Interface dataset entries
__________________________________________________
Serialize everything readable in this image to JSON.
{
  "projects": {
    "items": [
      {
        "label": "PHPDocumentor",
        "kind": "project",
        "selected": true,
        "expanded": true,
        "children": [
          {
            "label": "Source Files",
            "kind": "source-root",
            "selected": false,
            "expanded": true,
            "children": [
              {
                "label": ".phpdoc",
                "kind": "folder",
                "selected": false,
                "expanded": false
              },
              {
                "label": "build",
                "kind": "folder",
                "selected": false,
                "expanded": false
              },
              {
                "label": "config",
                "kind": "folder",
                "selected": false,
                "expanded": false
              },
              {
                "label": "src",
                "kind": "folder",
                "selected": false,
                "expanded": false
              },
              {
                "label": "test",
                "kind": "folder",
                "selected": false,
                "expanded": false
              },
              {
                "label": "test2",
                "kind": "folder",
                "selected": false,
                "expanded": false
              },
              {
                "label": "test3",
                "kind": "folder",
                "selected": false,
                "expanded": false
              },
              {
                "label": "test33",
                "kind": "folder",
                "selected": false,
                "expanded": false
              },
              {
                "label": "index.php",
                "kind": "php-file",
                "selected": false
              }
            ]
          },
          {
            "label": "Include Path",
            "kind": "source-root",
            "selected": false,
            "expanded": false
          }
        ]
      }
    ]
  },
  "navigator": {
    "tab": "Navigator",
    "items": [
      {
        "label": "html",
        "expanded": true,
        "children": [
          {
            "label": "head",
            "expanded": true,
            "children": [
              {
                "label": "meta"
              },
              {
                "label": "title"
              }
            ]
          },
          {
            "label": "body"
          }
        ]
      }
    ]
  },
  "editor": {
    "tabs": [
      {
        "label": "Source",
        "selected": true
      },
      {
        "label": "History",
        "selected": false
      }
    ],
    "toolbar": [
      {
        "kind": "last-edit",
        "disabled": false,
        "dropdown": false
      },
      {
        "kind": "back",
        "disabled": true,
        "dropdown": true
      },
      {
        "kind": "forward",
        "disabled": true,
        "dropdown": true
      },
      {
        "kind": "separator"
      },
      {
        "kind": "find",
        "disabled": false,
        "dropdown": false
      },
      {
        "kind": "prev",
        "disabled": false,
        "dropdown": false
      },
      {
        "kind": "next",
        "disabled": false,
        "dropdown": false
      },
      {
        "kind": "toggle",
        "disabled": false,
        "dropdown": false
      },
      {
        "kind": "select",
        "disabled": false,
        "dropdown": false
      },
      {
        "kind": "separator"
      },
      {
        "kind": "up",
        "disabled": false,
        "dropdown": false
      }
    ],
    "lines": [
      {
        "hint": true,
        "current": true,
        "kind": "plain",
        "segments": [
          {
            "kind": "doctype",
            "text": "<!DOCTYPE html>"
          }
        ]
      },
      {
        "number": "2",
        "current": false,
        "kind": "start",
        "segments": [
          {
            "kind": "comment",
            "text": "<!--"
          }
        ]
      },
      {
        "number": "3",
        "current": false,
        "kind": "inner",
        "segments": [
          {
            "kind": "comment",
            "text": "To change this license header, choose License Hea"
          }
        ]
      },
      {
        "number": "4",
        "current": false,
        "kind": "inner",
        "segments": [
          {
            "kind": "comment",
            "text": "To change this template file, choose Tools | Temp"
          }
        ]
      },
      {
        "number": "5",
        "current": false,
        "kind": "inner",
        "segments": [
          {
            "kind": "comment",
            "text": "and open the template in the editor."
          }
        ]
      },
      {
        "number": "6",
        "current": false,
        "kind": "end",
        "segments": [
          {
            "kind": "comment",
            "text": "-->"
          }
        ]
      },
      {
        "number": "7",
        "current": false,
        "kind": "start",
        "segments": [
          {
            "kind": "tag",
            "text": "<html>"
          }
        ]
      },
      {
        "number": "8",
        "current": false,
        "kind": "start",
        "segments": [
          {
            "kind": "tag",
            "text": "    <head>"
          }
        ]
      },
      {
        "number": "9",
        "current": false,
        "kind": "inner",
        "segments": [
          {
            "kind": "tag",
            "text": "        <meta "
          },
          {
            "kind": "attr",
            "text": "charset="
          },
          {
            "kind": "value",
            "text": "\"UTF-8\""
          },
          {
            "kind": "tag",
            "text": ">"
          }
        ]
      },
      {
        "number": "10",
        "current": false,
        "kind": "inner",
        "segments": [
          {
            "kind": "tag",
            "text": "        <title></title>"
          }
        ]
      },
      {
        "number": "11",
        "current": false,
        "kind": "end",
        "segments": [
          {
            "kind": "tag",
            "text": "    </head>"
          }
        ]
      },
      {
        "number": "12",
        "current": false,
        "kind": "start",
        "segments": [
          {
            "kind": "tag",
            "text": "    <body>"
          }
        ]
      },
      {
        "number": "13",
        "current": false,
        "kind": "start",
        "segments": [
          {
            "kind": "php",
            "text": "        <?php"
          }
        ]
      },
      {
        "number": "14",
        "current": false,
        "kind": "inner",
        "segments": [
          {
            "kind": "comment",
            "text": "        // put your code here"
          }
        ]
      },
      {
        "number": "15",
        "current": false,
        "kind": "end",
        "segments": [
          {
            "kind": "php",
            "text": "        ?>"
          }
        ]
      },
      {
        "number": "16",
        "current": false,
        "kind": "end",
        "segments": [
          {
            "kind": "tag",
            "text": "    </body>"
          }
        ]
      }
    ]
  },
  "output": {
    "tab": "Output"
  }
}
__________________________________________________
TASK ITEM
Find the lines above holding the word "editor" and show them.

SOLUTION
  "editor": {
            "text": "and open the template in the editor."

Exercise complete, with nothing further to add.